== What to work on ==
An exact reproduction of the listing, minus the pictures, is the required output.

== Data ==
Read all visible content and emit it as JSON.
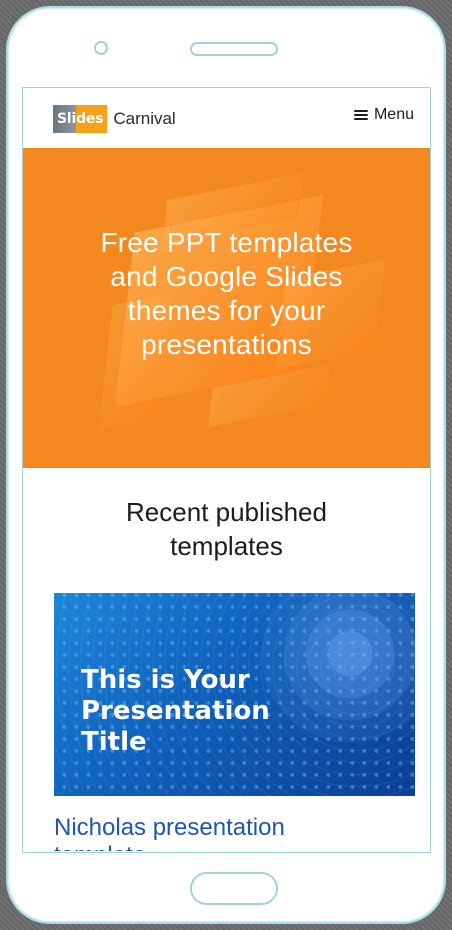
{
  "brand": {
    "logo_prefix_a": "Sli",
    "logo_prefix_b": "des",
    "logo_suffix": "Carnival"
  },
  "nav": {
    "menu_label": "Menu"
  },
  "hero": {
    "title": "Free PPT templates\nand Google Slides\nthemes for your\npresentations"
  },
  "section": {
    "title": "Recent published\ntemplates"
  },
  "template": {
    "preview_title": "This is Your\nPresentation Title",
    "name": "Nicholas presentation",
    "name_cutoff": "templates"
  },
  "icons": {
    "menu": "hamburger-menu-icon"
  },
  "colors": {
    "phone_outline": "#a9dee5",
    "hero_orange": "#f2881e",
    "brand_gray": "#6b7482",
    "brand_orange": "#f6a01c",
    "link_blue": "#1f56b6",
    "card_blue": "#0f5fba"
  }
}
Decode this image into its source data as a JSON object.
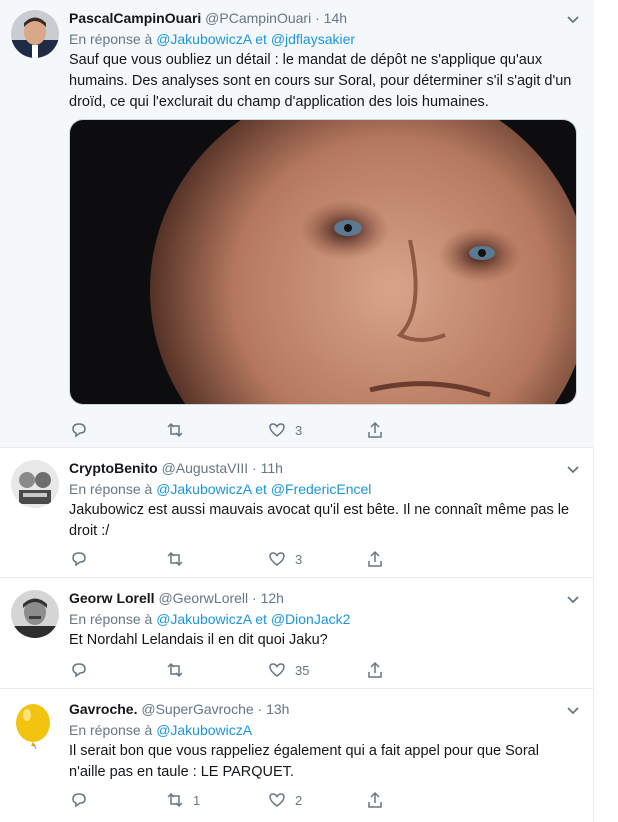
{
  "tweets": [
    {
      "name": "PascalCampinOuari",
      "handle": "@PCampinOuari",
      "dot": "·",
      "time": "14h",
      "reply_prefix": "En réponse à",
      "mentions": [
        "@JakubowiczA",
        "@jdflaysakier"
      ],
      "joiner": "et",
      "text": "Sauf que vous oubliez un détail : le mandat de dépôt ne s'applique qu'aux humains. Des analyses sont en cours sur Soral, pour déterminer s'il s'agit d'un droïd, ce qui l'exclurait du champ d'application des lois humaines.",
      "reply_count": "",
      "retweet_count": "",
      "like_count": "3"
    },
    {
      "name": "CryptoBenito",
      "handle": "@AugustaVIII",
      "dot": "·",
      "time": "11h",
      "reply_prefix": "En réponse à",
      "mentions": [
        "@JakubowiczA",
        "@FredericEncel"
      ],
      "joiner": "et",
      "text": "Jakubowicz est aussi mauvais avocat qu'il est bête. Il ne connaît même pas le droit :/",
      "reply_count": "",
      "retweet_count": "",
      "like_count": "3"
    },
    {
      "name": "Georw Lorell",
      "handle": "@GeorwLorell",
      "dot": "·",
      "time": "12h",
      "reply_prefix": "En réponse à",
      "mentions": [
        "@JakubowiczA",
        "@DionJack2"
      ],
      "joiner": "et",
      "text": "Et Nordahl Lelandais il en dit quoi Jaku?",
      "reply_count": "",
      "retweet_count": "",
      "like_count": "35"
    },
    {
      "name": "Gavroche.",
      "handle": "@SuperGavroche",
      "dot": "·",
      "time": "13h",
      "reply_prefix": "En réponse à",
      "mentions": [
        "@JakubowiczA"
      ],
      "joiner": "",
      "text": "Il serait bon que vous rappeliez également qui a fait appel pour que Soral n'aille pas en taule : LE PARQUET.",
      "reply_count": "",
      "retweet_count": "1",
      "like_count": "2"
    }
  ],
  "icons": {
    "reply": "reply-icon",
    "retweet": "retweet-icon",
    "like": "heart-icon",
    "share": "share-icon",
    "caret": "chevron-down-icon"
  },
  "colors": {
    "link": "#1b95e0",
    "muted": "#657786",
    "text": "#14171a",
    "highlight_bg": "#f5f8fa",
    "border": "#e6ecf0"
  }
}
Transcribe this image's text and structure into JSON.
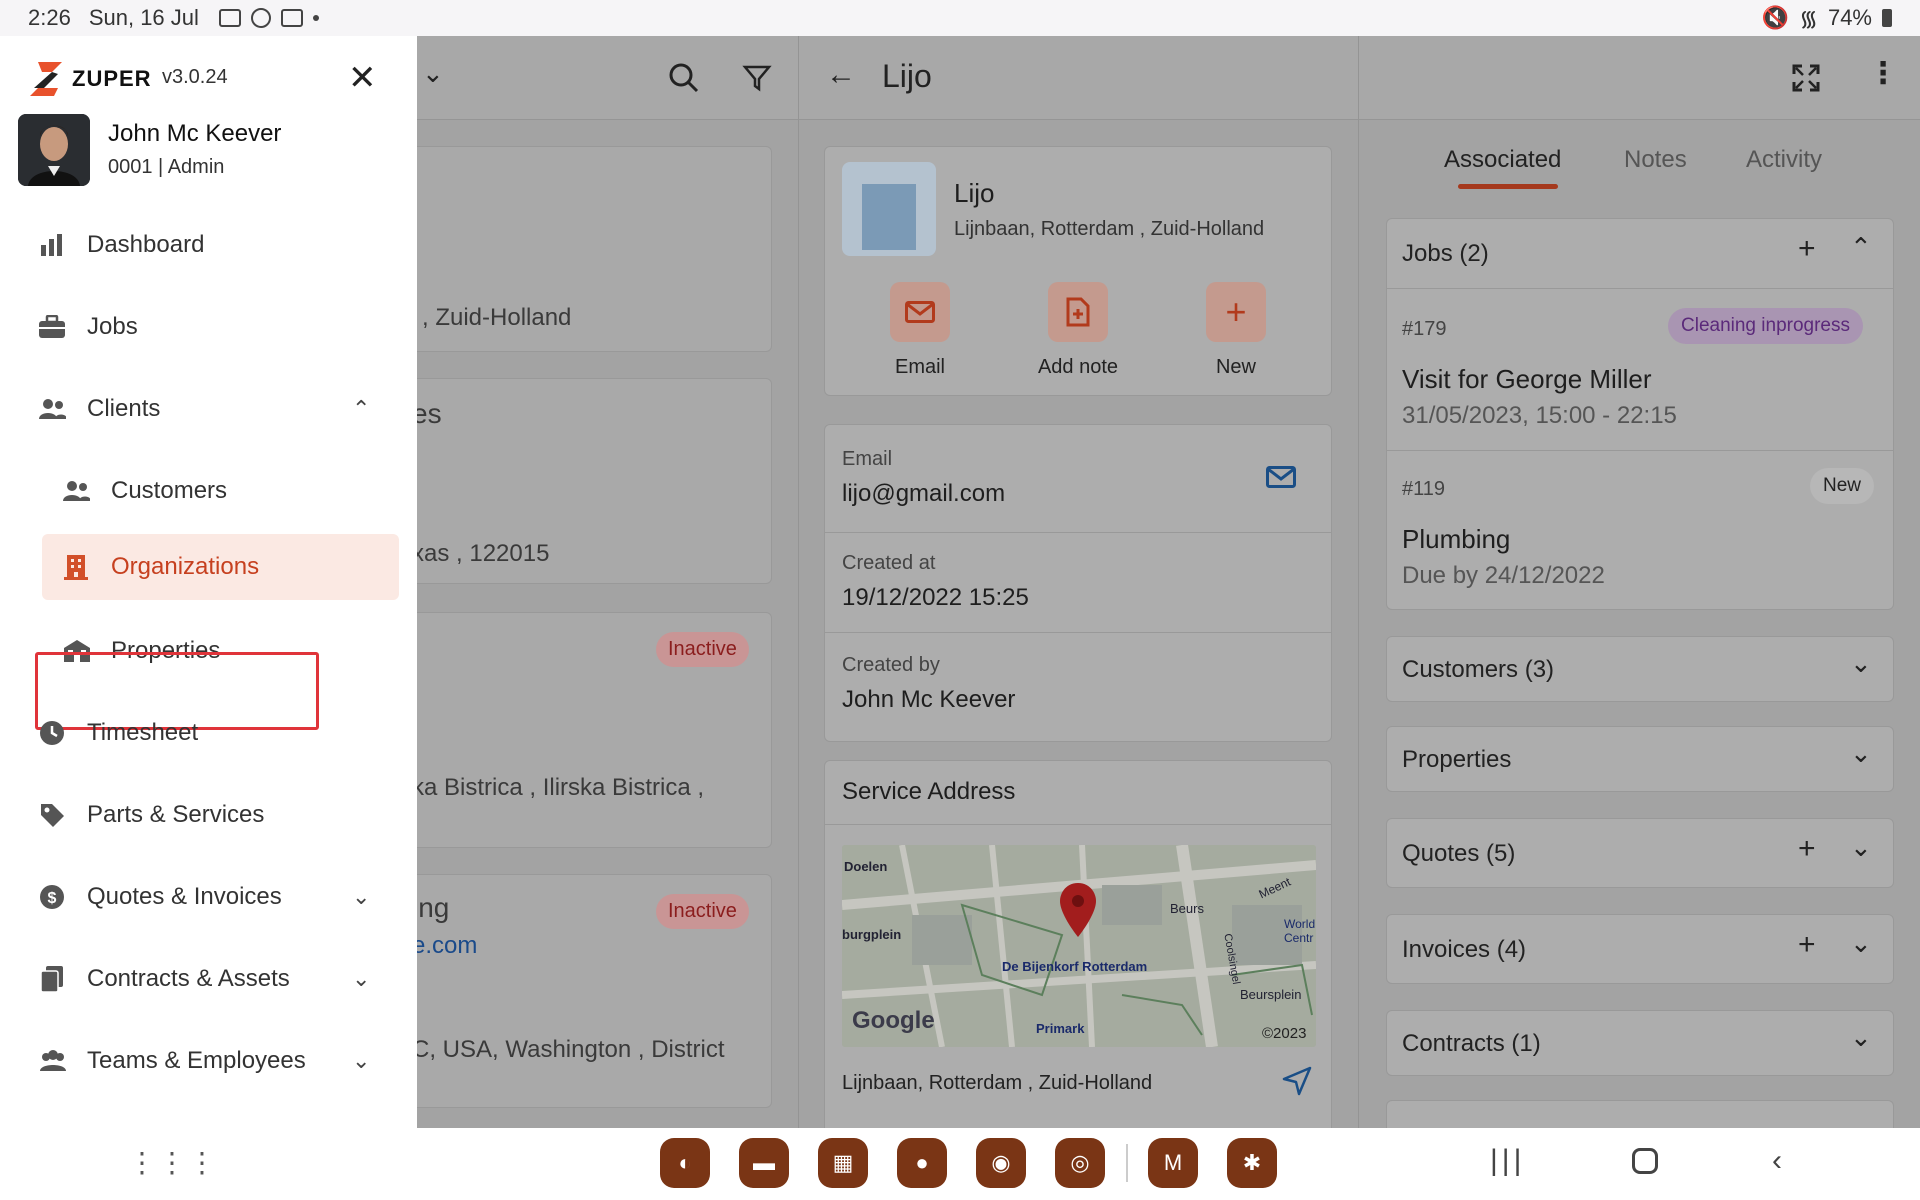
{
  "status_bar": {
    "time": "2:26",
    "date": "Sun, 16 Jul",
    "battery": "74%"
  },
  "drawer": {
    "brand": "ZUPER",
    "version": "v3.0.24",
    "user": {
      "name": "John Mc Keever",
      "role": "0001 | Admin"
    },
    "items": [
      {
        "label": "Dashboard"
      },
      {
        "label": "Jobs"
      },
      {
        "label": "Clients"
      },
      {
        "label": "Customers"
      },
      {
        "label": "Organizations"
      },
      {
        "label": "Properties"
      },
      {
        "label": "Timesheet"
      },
      {
        "label": "Parts & Services"
      },
      {
        "label": "Quotes & Invoices"
      },
      {
        "label": "Contracts & Assets"
      },
      {
        "label": "Teams & Employees"
      }
    ]
  },
  "list_panel": {
    "rows": [
      {
        "text": ", Zuid-Holland"
      },
      {
        "text": "es"
      },
      {
        "text": "xas , 122015"
      },
      {
        "text": "ka Bistrica , Ilirska Bistrica ,"
      },
      {
        "text": "ing"
      },
      {
        "text": "e.com"
      },
      {
        "text": "C, USA, Washington , District"
      }
    ],
    "inactive_label": "Inactive"
  },
  "detail": {
    "title": "Lijo",
    "org": {
      "name": "Lijo",
      "address": "Lijnbaan, Rotterdam , Zuid-Holland"
    },
    "actions": {
      "email": "Email",
      "add_note": "Add note",
      "new": "New"
    },
    "fields": {
      "email_label": "Email",
      "email_value": "lijo@gmail.com",
      "created_at_label": "Created at",
      "created_at_value": "19/12/2022 15:25",
      "created_by_label": "Created by",
      "created_by_value": "John Mc Keever"
    },
    "service_address": {
      "title": "Service Address",
      "address": "Lijnbaan, Rotterdam , Zuid-Holland",
      "map_labels": {
        "doelen": "Doelen",
        "burgplein": "burgplein",
        "beurs": "Beurs",
        "bijenkorf": "De Bijenkorf Rotterdam",
        "primark": "Primark",
        "beursplein": "Beursplein",
        "coolsingel": "Coolsingel",
        "meent": "Meent",
        "world": "World",
        "centre": "Centr",
        "google": "Google",
        "copyright": "©2023"
      }
    }
  },
  "right_panel": {
    "tabs": {
      "associated": "Associated",
      "notes": "Notes",
      "activity": "Activity"
    },
    "jobs": {
      "title": "Jobs (2)",
      "items": [
        {
          "number": "#179",
          "status": "Cleaning inprogress",
          "title": "Visit for George Miller",
          "time": "31/05/2023, 15:00 - 22:15"
        },
        {
          "number": "#119",
          "status": "New",
          "title": "Plumbing",
          "time": "Due by 24/12/2022"
        }
      ]
    },
    "sections": {
      "customers": "Customers (3)",
      "properties": "Properties",
      "quotes": "Quotes (5)",
      "invoices": "Invoices (4)",
      "contracts": "Contracts (1)"
    }
  },
  "colors": {
    "accent": "#d2502a",
    "active_bg": "#fbe9e3",
    "highlight": "#e0343a"
  }
}
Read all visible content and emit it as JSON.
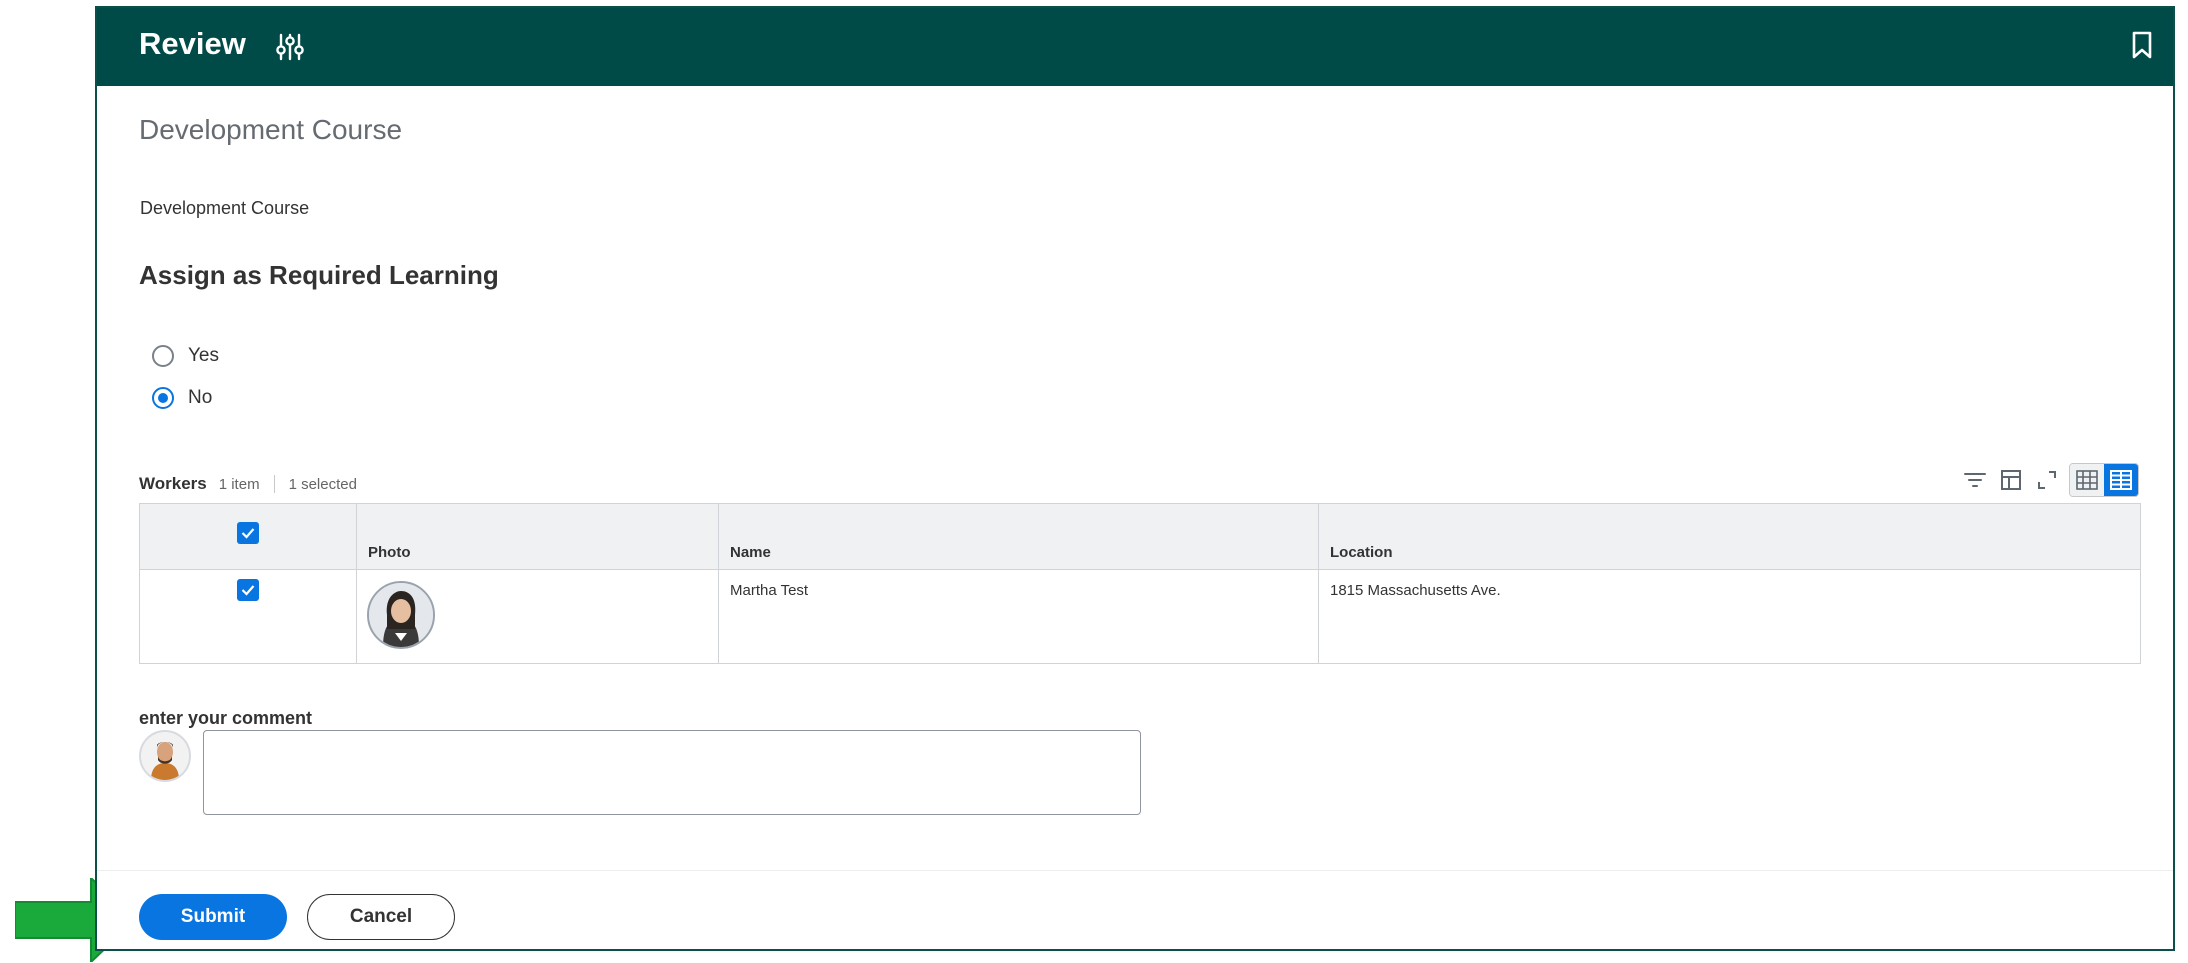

== Reply to the exercise ==
Read all visible content and emit it as JSON.
{
  "brand": {
    "logo_prefix_a": "Sli",
    "logo_prefix_b": "des",
    "logo_suffix": "Carnival"
  },
  "nav": {
    "menu_label": "Menu"
  },
  "hero": {
    "title": "Free PPT templates\nand Google Slides\nthemes for your\npresentations"
  },
  "section": {
    "title": "Recent published\ntemplates"
  },
  "template": {
    "preview_title": "This is Your\nPresentation Title",
    "name": "Nicholas presentation",
    "name_cutoff": "templates"
  },
  "icons": {
    "menu": "hamburger-menu-icon"
  },
  "colors": {
    "phone_outline": "#a9dee5",
    "hero_orange": "#f2881e",
    "brand_gray": "#6b7482",
    "brand_orange": "#f6a01c",
    "link_blue": "#1f56b6",
    "card_blue": "#0f5fba"
  }
}
Decode this image into its source data as a JSON object.
{
  "tweets": [
    {
      "name": "PascalCampinOuari",
      "handle": "@PCampinOuari",
      "dot": "·",
      "time": "14h",
      "reply_prefix": "En réponse à",
      "mentions": [
        "@JakubowiczA",
        "@jdflaysakier"
      ],
      "joiner": "et",
      "text": "Sauf que vous oubliez un détail : le mandat de dépôt ne s'applique qu'aux humains. Des analyses sont en cours sur Soral, pour déterminer s'il s'agit d'un droïd, ce qui l'exclurait du champ d'application des lois humaines.",
      "reply_count": "",
      "retweet_count": "",
      "like_count": "3"
    },
    {
      "name": "CryptoBenito",
      "handle": "@AugustaVIII",
      "dot": "·",
      "time": "11h",
      "reply_prefix": "En réponse à",
      "mentions": [
        "@JakubowiczA",
        "@FredericEncel"
      ],
      "joiner": "et",
      "text": "Jakubowicz est aussi mauvais avocat qu'il est bête. Il ne connaît même pas le droit :/",
      "reply_count": "",
      "retweet_count": "",
      "like_count": "3"
    },
    {
      "name": "Georw Lorell",
      "handle": "@GeorwLorell",
      "dot": "·",
      "time": "12h",
      "reply_prefix": "En réponse à",
      "mentions": [
        "@JakubowiczA",
        "@DionJack2"
      ],
      "joiner": "et",
      "text": "Et Nordahl Lelandais il en dit quoi Jaku?",
      "reply_count": "",
      "retweet_count": "",
      "like_count": "35"
    },
    {
      "name": "Gavroche.",
      "handle": "@SuperGavroche",
      "dot": "·",
      "time": "13h",
      "reply_prefix": "En réponse à",
      "mentions": [
        "@JakubowiczA"
      ],
      "joiner": "",
      "text": "Il serait bon que vous rappeliez également qui a fait appel pour que Soral n'aille pas en taule : LE PARQUET.",
      "reply_count": "",
      "retweet_count": "1",
      "like_count": "2"
    }
  ],
  "icons": {
    "reply": "reply-icon",
    "retweet": "retweet-icon",
    "like": "heart-icon",
    "share": "share-icon",
    "caret": "chevron-down-icon"
  },
  "colors": {
    "link": "#1b95e0",
    "muted": "#657786",
    "text": "#14171a",
    "highlight_bg": "#f5f8fa",
    "border": "#e6ecf0"
  }
}
Transcribe this image's text and structure into JSON.
{
  "status_bar": {
    "time": "2:26",
    "date": "Sun, 16 Jul",
    "battery": "74%"
  },
  "drawer": {
    "brand": "ZUPER",
    "version": "v3.0.24",
    "user": {
      "name": "John Mc Keever",
      "role": "0001 | Admin"
    },
    "items": [
      {
        "label": "Dashboard"
      },
      {
        "label": "Jobs"
      },
      {
        "label": "Clients"
      },
      {
        "label": "Customers"
      },
      {
        "label": "Organizations"
      },
      {
        "label": "Properties"
      },
      {
        "label": "Timesheet"
      },
      {
        "label": "Parts & Services"
      },
      {
        "label": "Quotes & Invoices"
      },
      {
        "label": "Contracts & Assets"
      },
      {
        "label": "Teams & Employees"
      }
    ]
  },
  "list_panel": {
    "rows": [
      {
        "text": ", Zuid-Holland"
      },
      {
        "text": "es"
      },
      {
        "text": "xas , 122015"
      },
      {
        "text": "ka Bistrica , Ilirska Bistrica ,"
      },
      {
        "text": "ing"
      },
      {
        "text": "e.com"
      },
      {
        "text": "C, USA, Washington , District"
      }
    ],
    "inactive_label": "Inactive"
  },
  "detail": {
    "title": "Lijo",
    "org": {
      "name": "Lijo",
      "address": "Lijnbaan, Rotterdam , Zuid-Holland"
    },
    "actions": {
      "email": "Email",
      "add_note": "Add note",
      "new": "New"
    },
    "fields": {
      "email_label": "Email",
      "email_value": "lijo@gmail.com",
      "created_at_label": "Created at",
      "created_at_value": "19/12/2022 15:25",
      "created_by_label": "Created by",
      "created_by_value": "John Mc Keever"
    },
    "service_address": {
      "title": "Service Address",
      "address": "Lijnbaan, Rotterdam , Zuid-Holland",
      "map_labels": {
        "doelen": "Doelen",
        "burgplein": "burgplein",
        "beurs": "Beurs",
        "bijenkorf": "De Bijenkorf Rotterdam",
        "primark": "Primark",
        "beursplein": "Beursplein",
        "coolsingel": "Coolsingel",
        "meent": "Meent",
        "world": "World",
        "centre": "Centr",
        "google": "Google",
        "copyright": "©2023"
      }
    }
  },
  "right_panel": {
    "tabs": {
      "associated": "Associated",
      "notes": "Notes",
      "activity": "Activity"
    },
    "jobs": {
      "title": "Jobs (2)",
      "items": [
        {
          "number": "#179",
          "status": "Cleaning inprogress",
          "title": "Visit for George Miller",
          "time": "31/05/2023, 15:00 - 22:15"
        },
        {
          "number": "#119",
          "status": "New",
          "title": "Plumbing",
          "time": "Due by 24/12/2022"
        }
      ]
    },
    "sections": {
      "customers": "Customers (3)",
      "properties": "Properties",
      "quotes": "Quotes (5)",
      "invoices": "Invoices (4)",
      "contracts": "Contracts (1)"
    }
  },
  "colors": {
    "accent": "#d2502a",
    "active_bg": "#fbe9e3",
    "highlight": "#e0343a"
  }
}
Read all visible content and emit it as JSON.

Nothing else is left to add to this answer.